Get ready for peaches, cherries, apricots, and more!

Picture this: a hot summer day and the indulgence of a fresh, juicy peach, or a bowl overflowing with ripe cherries and sweet plums. These delights fall under the category of stone fruits, and they’re ready to steal the show as the warm weather rolls in. But what exactly is a stone fruit? Read on for a little stone fruit 101!

Stone fruits are a classification of fruits also known as drupes: They have thin skin and a “stone” in the centre, which contains the seed. Even olives, though we often think of them more as savoury, are stone fruits! There are even some fun hybrid stone fruits like pluots (plum + apricot, favouring the plum more) and apriums (apricot + plum, favouring the apricot more). Whatever stone fruit you choose, one thing is for sure: It is going to be delicious!

Is it Ripe Yet? How do you know when a stone fruit is ripe?

This can vary by fruit, but you will know a stone fruit is ripe when the flesh starts to become slightly softened and there is no more green skin (like on a mango, when the skin turns from greenish to orange). Peaches and nectarines will take about 2 to 4 days to ripen if you buy them when the flesh is still very firm—you’ll know they’re ripe when there’s some give when you gently squeeze the fruit. Apricots can ripen quite quickly (in a day or so), so keep an eye on them and make sure the flesh doesn’t get too mushy. Cherries actually don’t ripen any further after they are harvested, so you can eat them right away when you bring them home.

Are stone fruits healthy?

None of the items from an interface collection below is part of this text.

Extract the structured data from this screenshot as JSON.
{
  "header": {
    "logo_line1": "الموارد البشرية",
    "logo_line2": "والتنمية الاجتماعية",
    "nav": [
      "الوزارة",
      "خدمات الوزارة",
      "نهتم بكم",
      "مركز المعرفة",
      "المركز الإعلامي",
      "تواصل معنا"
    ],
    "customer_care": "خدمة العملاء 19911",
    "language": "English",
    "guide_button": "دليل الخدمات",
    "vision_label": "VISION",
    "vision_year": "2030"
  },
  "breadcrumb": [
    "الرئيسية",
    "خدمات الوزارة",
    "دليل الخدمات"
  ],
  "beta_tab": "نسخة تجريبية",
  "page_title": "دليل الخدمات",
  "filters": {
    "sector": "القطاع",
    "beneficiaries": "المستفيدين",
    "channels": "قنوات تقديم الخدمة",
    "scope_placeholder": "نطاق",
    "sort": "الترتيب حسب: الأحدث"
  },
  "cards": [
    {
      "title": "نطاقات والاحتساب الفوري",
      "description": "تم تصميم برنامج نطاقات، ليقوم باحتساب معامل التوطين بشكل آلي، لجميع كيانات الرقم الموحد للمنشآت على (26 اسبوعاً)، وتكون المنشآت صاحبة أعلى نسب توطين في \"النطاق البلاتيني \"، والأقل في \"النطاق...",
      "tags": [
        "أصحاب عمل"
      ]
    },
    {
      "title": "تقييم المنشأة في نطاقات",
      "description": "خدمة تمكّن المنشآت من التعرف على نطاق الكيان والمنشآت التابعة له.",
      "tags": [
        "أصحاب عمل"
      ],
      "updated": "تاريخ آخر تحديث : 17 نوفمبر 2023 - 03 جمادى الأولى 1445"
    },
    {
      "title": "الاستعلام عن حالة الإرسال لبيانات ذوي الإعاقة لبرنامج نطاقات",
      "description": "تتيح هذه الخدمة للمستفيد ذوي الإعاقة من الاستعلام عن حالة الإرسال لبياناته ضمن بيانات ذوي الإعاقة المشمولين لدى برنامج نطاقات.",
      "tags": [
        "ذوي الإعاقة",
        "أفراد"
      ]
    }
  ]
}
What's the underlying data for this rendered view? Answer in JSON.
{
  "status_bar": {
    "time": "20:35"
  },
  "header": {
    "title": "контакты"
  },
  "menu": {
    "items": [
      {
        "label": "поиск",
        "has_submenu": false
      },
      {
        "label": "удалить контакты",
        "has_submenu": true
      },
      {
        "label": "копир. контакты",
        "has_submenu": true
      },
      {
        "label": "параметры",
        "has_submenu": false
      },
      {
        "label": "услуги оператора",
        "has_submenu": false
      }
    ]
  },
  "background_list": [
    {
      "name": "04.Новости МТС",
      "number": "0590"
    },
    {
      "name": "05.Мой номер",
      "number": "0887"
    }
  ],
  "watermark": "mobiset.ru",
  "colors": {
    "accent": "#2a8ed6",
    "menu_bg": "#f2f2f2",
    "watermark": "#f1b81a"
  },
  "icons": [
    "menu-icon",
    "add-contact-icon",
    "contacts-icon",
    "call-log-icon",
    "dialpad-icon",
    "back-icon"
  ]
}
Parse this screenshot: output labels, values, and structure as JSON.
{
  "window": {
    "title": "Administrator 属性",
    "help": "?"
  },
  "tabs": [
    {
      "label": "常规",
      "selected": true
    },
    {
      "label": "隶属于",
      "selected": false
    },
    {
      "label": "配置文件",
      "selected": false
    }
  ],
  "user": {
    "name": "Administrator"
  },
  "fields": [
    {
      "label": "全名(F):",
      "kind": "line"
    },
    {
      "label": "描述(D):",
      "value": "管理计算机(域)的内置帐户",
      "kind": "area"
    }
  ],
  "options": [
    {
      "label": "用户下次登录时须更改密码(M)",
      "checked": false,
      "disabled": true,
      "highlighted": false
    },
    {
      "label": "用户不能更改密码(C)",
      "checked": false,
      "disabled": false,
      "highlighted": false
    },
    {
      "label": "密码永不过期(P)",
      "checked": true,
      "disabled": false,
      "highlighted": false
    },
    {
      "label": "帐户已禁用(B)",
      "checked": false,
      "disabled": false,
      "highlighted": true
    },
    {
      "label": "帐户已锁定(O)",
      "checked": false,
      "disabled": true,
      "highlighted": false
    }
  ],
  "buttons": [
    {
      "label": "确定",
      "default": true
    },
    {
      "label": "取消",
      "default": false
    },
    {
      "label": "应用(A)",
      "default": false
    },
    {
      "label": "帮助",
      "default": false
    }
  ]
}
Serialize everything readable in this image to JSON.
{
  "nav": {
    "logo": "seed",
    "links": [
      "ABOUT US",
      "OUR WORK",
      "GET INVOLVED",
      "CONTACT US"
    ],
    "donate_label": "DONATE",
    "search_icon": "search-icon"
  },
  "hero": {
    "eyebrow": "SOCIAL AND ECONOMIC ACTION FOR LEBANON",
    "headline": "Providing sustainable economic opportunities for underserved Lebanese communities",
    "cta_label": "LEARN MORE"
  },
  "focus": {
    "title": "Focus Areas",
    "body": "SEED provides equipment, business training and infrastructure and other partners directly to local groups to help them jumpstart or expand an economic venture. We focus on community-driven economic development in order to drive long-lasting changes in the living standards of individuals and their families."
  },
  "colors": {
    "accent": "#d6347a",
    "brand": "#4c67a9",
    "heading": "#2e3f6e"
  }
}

Absolutely! Fresh stone fruits are a great healthy snack. You can eat them on their own, turn them into a fruit salad or smoothie, or pair them with cheese. Try peaches with mozzarella and basil for a fun twist on a caprese salad!

Fridge or counter?

Most stone fruits can be kept in the fridge once they are fully ripe. This works for peaches, nectarines, apricots, plums, and mangoes. If you buy or pick any of these fruits before they are fully ripe, leave them out on the counter or in a paper bag to ripen before refrigerating. Cherries can be kept in the fridge right away, however, because they do not continue ripening once they are harvested.

What is the season for stone fruits?

Australian summer stone fruit is produced in approximately 26 regions in all states across the country.  Victoria and New South Wales lead the charge. The summer stone fruit industry in Australia can be classified into low, medium and high chill production areas.

Low chill summer stone fruits are on the market before October and attract a price premium due to their limited availability at that time. Low chill varieties are produced in the area North of Coffs Harbour in NSW to the Atherton Tablelands in QLD, and in the area north of Gingin in WA.

Medium chill varieties are concentrated in and around Stanthorpe in Queensland, the Central Coast of NSW through to the Sydney basin and south to the Araluen Valley, extending to the warmer inland regions of Swan Hill and the Riverland of SA.

High chill fruit is produced in cooler climates including Southern NSW, the Goulburn Valley in VIC, SA, Southern WA, and Tasmania.